Entries from a dataset of interfaces
BEGIN
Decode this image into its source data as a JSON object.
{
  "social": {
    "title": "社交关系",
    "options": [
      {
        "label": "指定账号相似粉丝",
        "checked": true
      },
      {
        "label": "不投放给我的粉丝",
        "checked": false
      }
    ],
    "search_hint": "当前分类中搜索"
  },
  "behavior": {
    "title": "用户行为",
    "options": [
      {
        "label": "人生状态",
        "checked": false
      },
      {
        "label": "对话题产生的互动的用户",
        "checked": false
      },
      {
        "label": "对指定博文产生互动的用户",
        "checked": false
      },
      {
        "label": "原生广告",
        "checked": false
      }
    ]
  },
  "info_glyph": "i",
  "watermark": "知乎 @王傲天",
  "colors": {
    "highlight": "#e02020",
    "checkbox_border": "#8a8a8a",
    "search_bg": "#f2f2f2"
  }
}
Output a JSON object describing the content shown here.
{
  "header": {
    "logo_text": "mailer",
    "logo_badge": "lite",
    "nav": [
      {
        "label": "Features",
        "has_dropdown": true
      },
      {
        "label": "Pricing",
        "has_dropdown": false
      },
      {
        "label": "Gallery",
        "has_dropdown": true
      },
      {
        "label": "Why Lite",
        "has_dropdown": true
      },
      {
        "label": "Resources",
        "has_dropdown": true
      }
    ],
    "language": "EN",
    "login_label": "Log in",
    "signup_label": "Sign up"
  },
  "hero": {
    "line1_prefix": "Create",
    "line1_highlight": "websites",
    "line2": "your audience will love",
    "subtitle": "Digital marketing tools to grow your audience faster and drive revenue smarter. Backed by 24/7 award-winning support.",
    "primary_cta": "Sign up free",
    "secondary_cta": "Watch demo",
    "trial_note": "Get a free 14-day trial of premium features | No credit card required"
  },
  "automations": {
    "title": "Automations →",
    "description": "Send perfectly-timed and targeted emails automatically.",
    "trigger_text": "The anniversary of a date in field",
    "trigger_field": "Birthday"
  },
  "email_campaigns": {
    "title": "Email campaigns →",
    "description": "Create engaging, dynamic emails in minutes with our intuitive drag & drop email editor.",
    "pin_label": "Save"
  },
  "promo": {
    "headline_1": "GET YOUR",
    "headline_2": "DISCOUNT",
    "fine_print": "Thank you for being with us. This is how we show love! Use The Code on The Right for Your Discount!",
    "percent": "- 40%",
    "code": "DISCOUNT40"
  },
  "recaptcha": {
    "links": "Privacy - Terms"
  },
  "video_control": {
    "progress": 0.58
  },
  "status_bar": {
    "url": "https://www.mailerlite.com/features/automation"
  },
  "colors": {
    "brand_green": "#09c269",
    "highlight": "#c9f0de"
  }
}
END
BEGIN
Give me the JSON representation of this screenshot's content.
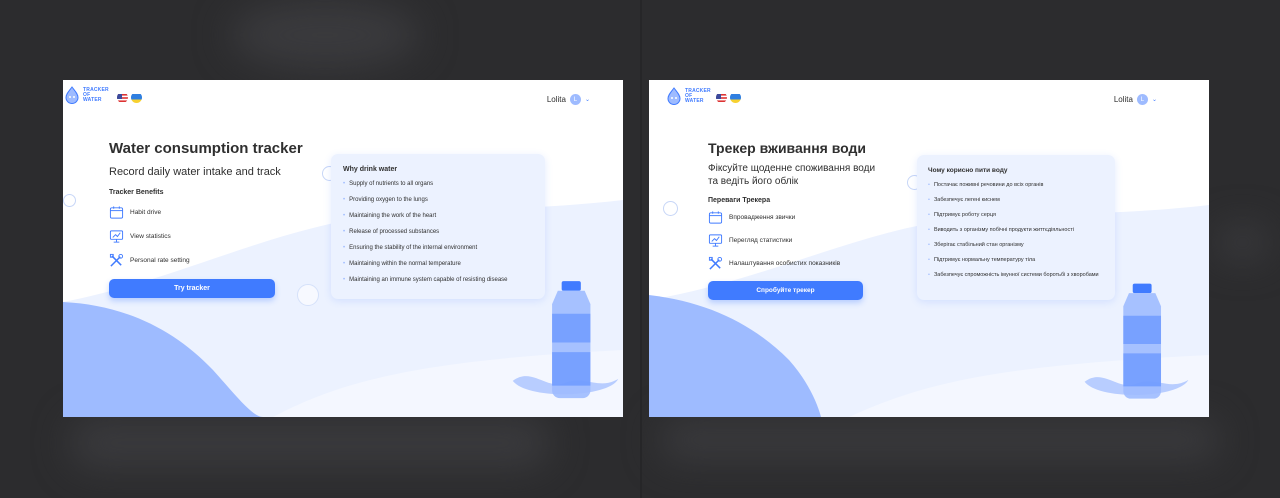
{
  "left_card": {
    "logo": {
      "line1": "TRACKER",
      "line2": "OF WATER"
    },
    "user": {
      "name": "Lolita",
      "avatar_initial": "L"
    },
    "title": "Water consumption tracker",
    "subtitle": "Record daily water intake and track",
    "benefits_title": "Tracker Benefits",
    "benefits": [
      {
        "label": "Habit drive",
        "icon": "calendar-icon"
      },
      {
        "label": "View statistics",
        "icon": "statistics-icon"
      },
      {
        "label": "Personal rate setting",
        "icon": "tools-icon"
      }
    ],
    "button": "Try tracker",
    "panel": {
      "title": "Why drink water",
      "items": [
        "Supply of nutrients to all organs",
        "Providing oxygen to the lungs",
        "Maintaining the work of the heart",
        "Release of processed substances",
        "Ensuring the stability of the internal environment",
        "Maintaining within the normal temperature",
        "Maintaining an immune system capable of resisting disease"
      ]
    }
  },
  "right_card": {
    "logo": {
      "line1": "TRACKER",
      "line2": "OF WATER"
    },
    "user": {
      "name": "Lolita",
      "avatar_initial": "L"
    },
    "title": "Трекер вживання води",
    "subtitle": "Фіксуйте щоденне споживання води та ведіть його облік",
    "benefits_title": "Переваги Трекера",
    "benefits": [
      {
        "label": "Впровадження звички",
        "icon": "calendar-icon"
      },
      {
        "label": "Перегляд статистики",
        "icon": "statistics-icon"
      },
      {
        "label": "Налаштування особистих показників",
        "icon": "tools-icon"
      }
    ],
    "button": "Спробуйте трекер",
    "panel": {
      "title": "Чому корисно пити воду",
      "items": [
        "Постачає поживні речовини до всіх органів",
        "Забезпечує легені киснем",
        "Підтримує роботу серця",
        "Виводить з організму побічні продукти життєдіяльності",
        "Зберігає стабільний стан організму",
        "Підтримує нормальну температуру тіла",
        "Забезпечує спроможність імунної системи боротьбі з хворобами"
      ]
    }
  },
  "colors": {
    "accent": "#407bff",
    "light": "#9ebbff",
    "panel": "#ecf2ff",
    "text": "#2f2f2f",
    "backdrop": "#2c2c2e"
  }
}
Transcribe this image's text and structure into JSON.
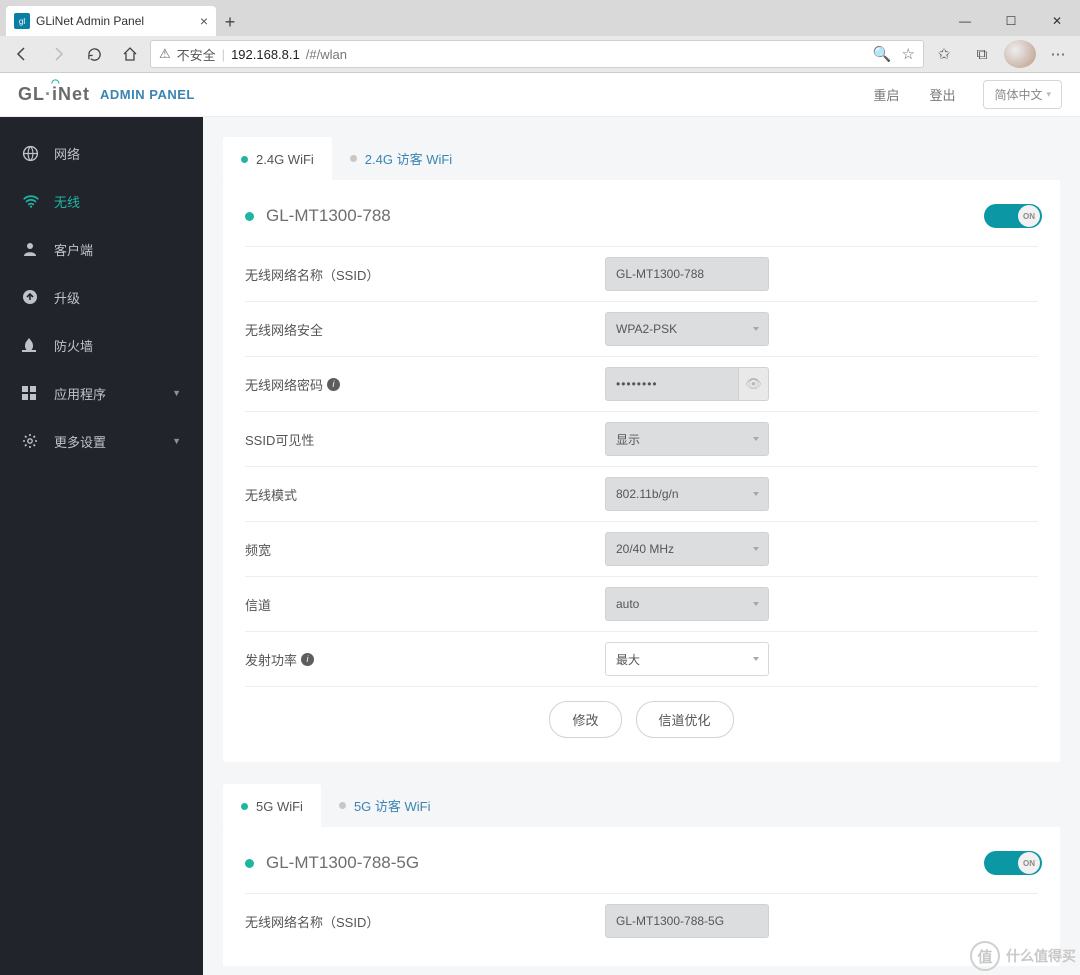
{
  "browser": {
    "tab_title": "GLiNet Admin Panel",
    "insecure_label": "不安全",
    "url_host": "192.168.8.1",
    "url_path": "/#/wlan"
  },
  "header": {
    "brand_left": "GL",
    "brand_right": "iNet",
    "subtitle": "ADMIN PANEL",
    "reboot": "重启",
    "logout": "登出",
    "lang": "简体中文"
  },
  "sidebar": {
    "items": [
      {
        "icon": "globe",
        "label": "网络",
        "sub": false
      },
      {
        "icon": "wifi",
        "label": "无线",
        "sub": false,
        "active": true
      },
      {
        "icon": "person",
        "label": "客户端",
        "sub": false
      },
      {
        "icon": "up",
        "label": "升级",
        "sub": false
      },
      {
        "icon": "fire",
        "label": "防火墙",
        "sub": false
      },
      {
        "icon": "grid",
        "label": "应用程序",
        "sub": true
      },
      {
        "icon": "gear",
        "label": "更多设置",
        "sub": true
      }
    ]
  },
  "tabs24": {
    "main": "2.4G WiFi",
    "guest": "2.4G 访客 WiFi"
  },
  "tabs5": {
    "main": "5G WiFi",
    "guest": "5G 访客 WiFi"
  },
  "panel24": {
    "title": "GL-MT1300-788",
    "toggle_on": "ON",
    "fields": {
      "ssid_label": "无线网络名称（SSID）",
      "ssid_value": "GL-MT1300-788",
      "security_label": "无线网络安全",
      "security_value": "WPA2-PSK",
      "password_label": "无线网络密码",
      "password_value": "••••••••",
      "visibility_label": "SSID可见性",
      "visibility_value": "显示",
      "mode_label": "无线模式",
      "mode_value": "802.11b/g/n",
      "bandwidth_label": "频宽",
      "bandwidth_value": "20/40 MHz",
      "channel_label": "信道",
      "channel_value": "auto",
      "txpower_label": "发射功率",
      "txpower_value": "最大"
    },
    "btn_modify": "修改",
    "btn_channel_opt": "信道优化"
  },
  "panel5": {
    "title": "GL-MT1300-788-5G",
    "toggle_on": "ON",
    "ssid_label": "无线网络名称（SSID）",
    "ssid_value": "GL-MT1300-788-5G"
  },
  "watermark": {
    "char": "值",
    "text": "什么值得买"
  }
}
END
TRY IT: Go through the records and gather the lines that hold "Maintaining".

RESULT FOR THIS EXERCISE:
        "Maintaining the work of the heart",
        "Maintaining within the normal temperature",
        "Maintaining an immune system capable of resisting disease"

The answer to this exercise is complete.